Fraud is the broadest legal term for dishonesty. The word comes from the Latin fraus, “deceit” or “injury.” Although it is but a one-syllable word, fraud inspires judges to new heights of eloquence; or verbosity at any rate. A former justice of the Pennsylvania Supreme Court once described fraud as

The evil of evils. . . It is the match in the hayloft, the serpent in the garden, the weasel in the chicken yard, the spider in the web, the false bottom to the pool.

Everything, it seems, except the “delete” button on the keyboard.

The verb form of fraud is to defraud. This is confusing to non-lawyers, since “defraud” sounds like a distinctly good thing – as in, “I called the police and they were able to defraud the situation.” But in defraud, the “de” prefix acts as an intensifier, meaning “completely” or “thoroughly,” as it does in such words as declare, denude, and despoil. Like “fraud” itself, defraud has roots in Classical Latin, from the verb defraudare.

Fraud encompasses such practices as misrepresentation, obtaining money by false pretences, and false advertising. One variation on false advertising is passing off – representing your goods or services to be those of another – which is also known by the less-formal sounding palming off. The use of “palm” as verb, meaning “to pass off by trickery or fraud” is recorded as early as 1679. American courts have referred to “palming off” goods since at least the 1880’s.

A perennial controversy is whether a person’s silence – a mere suppresio veri if you will – counts as fraud. The answer, naturally, is that it depends on the circumstances. Did the defendant have a duty to speak? The venerable common law crime of misprision of felony denotes the act of deliberately concealing knowledge of a felony. The word “misprision” comes from the Anglo-Norman mesprison, originally meaning mistake.

In contract law, failure to disclose certain facts, although not a fraud, might render the contract voidable. This is the case, for example, with insurance policies, which are said to be contracts uberrimae fidei (of the utmost faith).

Making a false document with the intention of passing it off – or palming it off, for that matter – as genuine is forgery. Forgery comes from the Old French forgier, meaning “to fashion” or “to pound into shape.” Thus forgery is a metaphor: just as the blacksmith “forges” iron on the anvil, the criminal forges documents on the desk. Forging of money or securities is known as counterfeiting, from the Old French contrefaire, or “to make in opposition or contrast.”

In 1827, a local constable in Painesville, Ohio caught a gang of counterfeiters using an odd-looking machine to coin money. One of the locals dubbed the machine a “bogus,” thought to be short for tantarabogus, a mysterious folk word with roots in ancient Britain. In any event, bogus has become a quasi-legal term (as in the phrase bogus check) as well as word of common usage (as in totally bogus).

It is often said that a “little white lie” is harmless. In law, some lies are positively necessary.

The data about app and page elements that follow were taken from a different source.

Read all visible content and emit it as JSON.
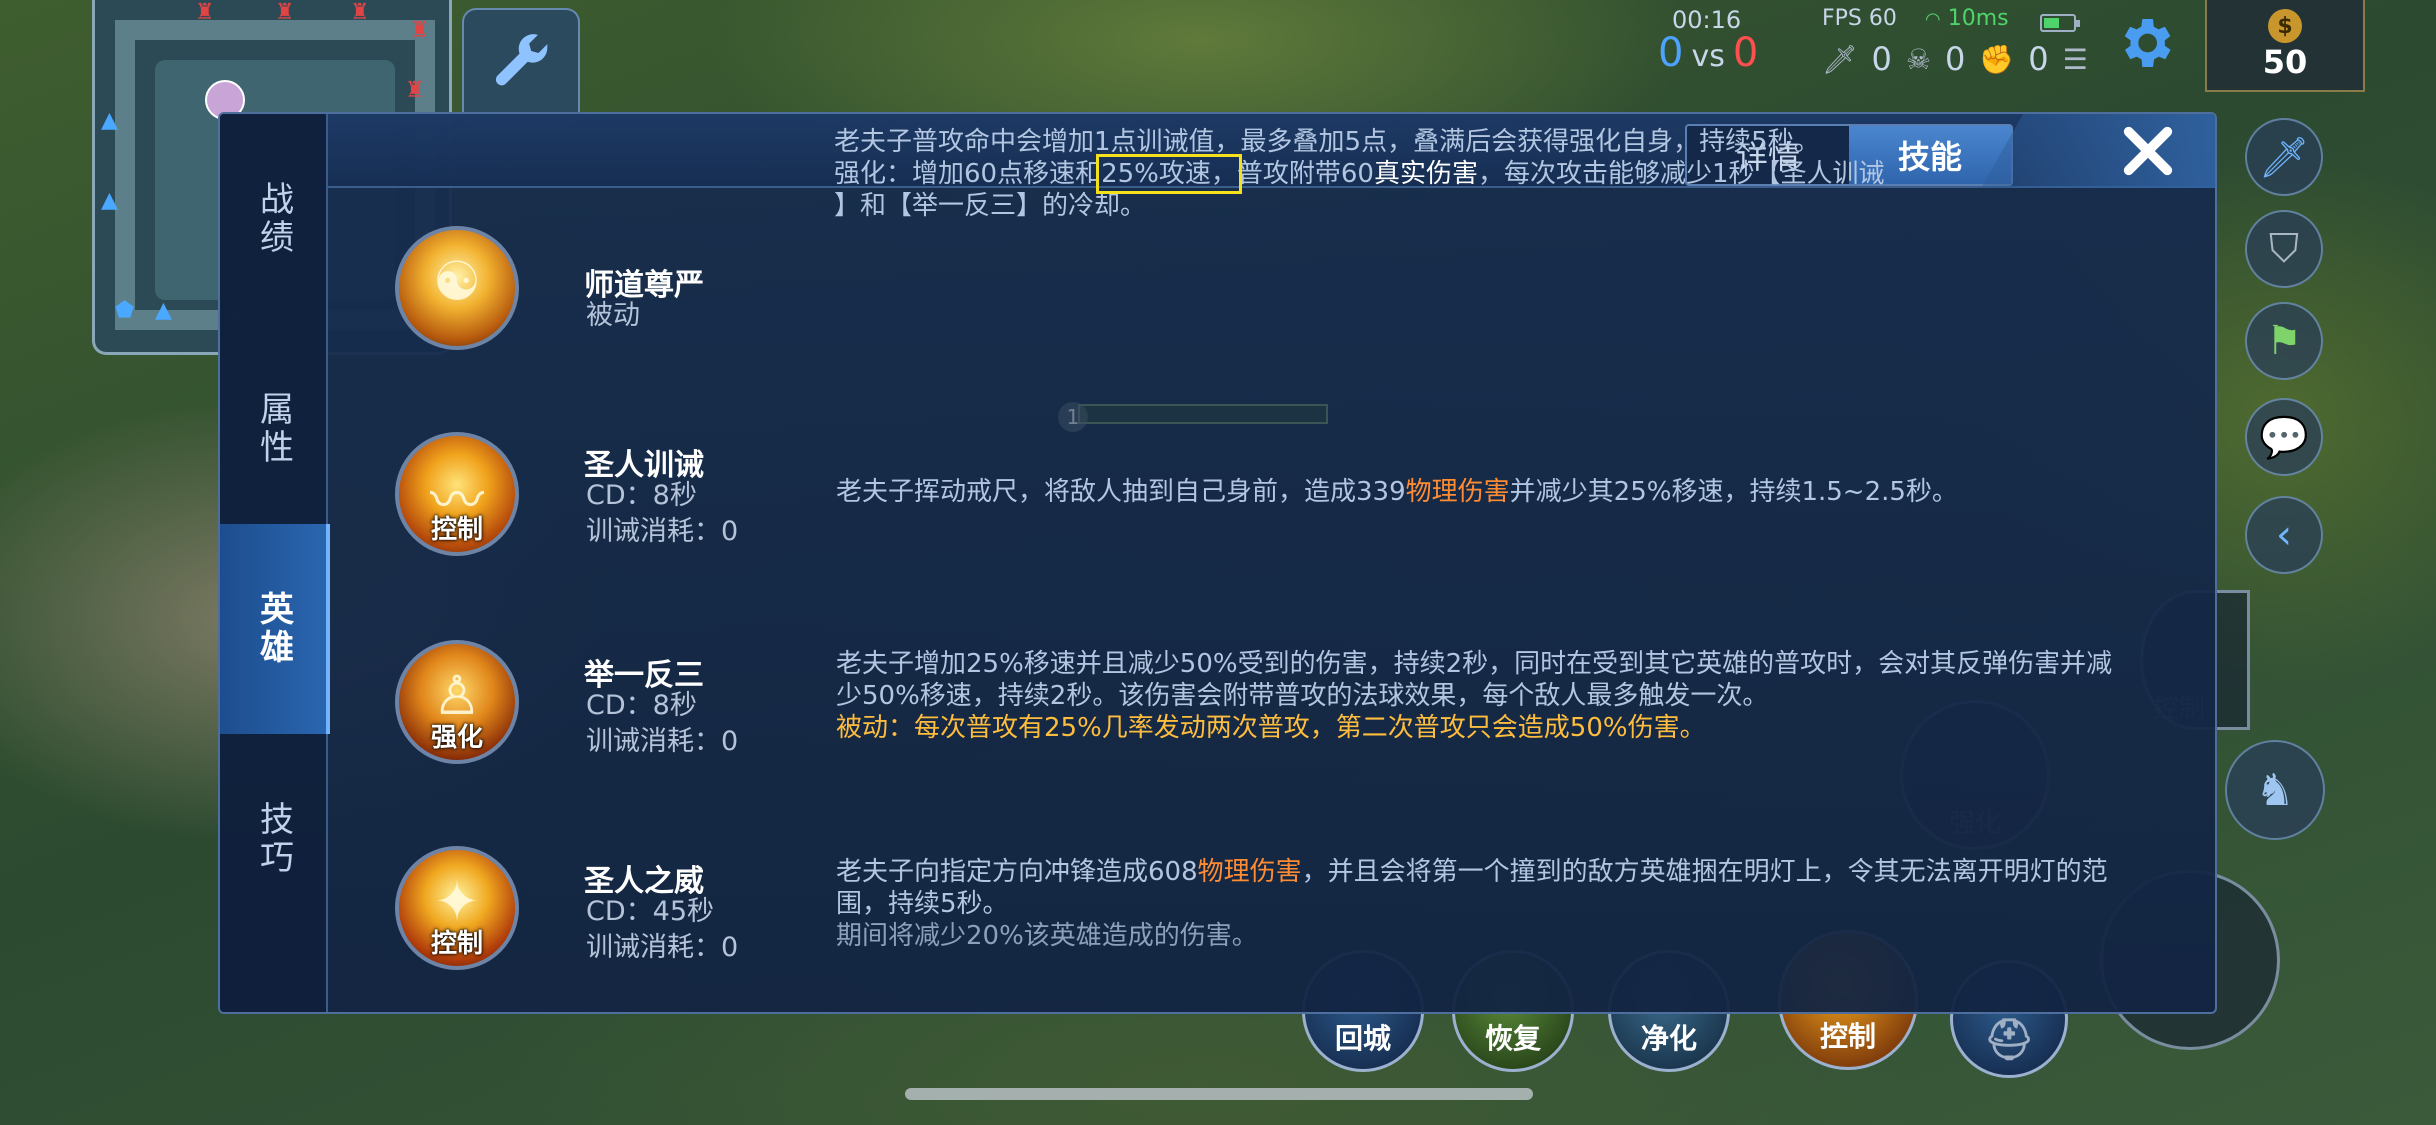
{
  "hud": {
    "time": "00:16",
    "score_blue": "0",
    "score_vs": "vs",
    "score_red": "0",
    "fps": "FPS 60",
    "ping": "10ms",
    "battery_level": 0.55,
    "kills": "0",
    "deaths": "0",
    "assists": "0",
    "gold": "50",
    "gold_icon": "$"
  },
  "panel": {
    "left_tabs": [
      "战绩",
      "属性",
      "英雄",
      "技巧"
    ],
    "left_active_index": 2,
    "top_tabs": [
      "详情",
      "技能"
    ],
    "top_active_index": 1,
    "close_icon": "close-icon"
  },
  "skills": [
    {
      "name": "师道尊严",
      "meta1": "被动",
      "meta2": "",
      "tag": "",
      "desc_line1": "老夫子普攻命中会增加1点训诫值，最多叠加5点，叠满后会获得强化自身，持续5秒。",
      "desc_l2_a": "强化：增加60点移速和",
      "desc_l2_box": "25%攻速，",
      "desc_l2_b": "普攻附带60",
      "desc_l2_white": "真实伤害",
      "desc_l2_c": "，每次攻击能够减少1秒【圣人训诫",
      "desc_line3": "】和【举一反三】的冷却。"
    },
    {
      "name": "圣人训诫",
      "meta1": "CD：8秒",
      "meta2": "训诫消耗：0",
      "tag": "控制",
      "desc_a": "老夫子挥动戒尺，将敌人抽到自己身前，造成339",
      "desc_orange": "物理伤害",
      "desc_b": "并减少其25%移速，持续1.5~2.5秒。"
    },
    {
      "name": "举一反三",
      "meta1": "CD：8秒",
      "meta2": "训诫消耗：0",
      "tag": "强化",
      "desc_line1": "老夫子增加25%移速并且减少50%受到的伤害，持续2秒，同时在受到其它英雄的普攻时，会对其反弹伤害并减",
      "desc_line2": "少50%移速，持续2秒。该伤害会附带普攻的法球效果，每个敌人最多触发一次。",
      "desc_line3": "被动：每次普攻有25%几率发动两次普攻，第二次普攻只会造成50%伤害。"
    },
    {
      "name": "圣人之威",
      "meta1": "CD：45秒",
      "meta2": "训诫消耗：0",
      "tag": "控制",
      "desc_a": "老夫子向指定方向冲锋造成608",
      "desc_orange": "物理伤害",
      "desc_b": "，并且会将第一个撞到的敌方英雄捆在明灯上，令其无法离开明灯的范",
      "desc_line2": "围，持续5秒。",
      "desc_line3": "期间将减少20%该英雄造成的伤害。"
    }
  ],
  "bottom_skills": [
    "回城",
    "恢复",
    "净化",
    "控制"
  ],
  "background_labels": {
    "ghost_skill_right": "控制",
    "ghost_skill_mid": "强化",
    "hero_level": "1"
  }
}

A feigned accomplice is one of law’s more helpful liars: a person who pretends to conspire with others in the commission of a crime, but only for the purpose of tipping off the authorities.

Arguably, the very existence of law depends on lies – a very peculiar set of lies known as legal fictions. A legal fiction is the assumption made by courts of facts known to be untrue. Consider orders made nunc pro tunc (“now for then,” i.e., retroactively) or the Fertile Octogenarian Rule (the presumption that every person is capable of procreation regardless of age).

The legal term constructive, as used in phrases like constructive eviction or constructive delivery, generally means “treat something as though it happened even though you and I know it didn’t.” Viewed objectively, these are nothing more than legally-sanctioned lies. But, of course, they never did anybody any harm. Honestly.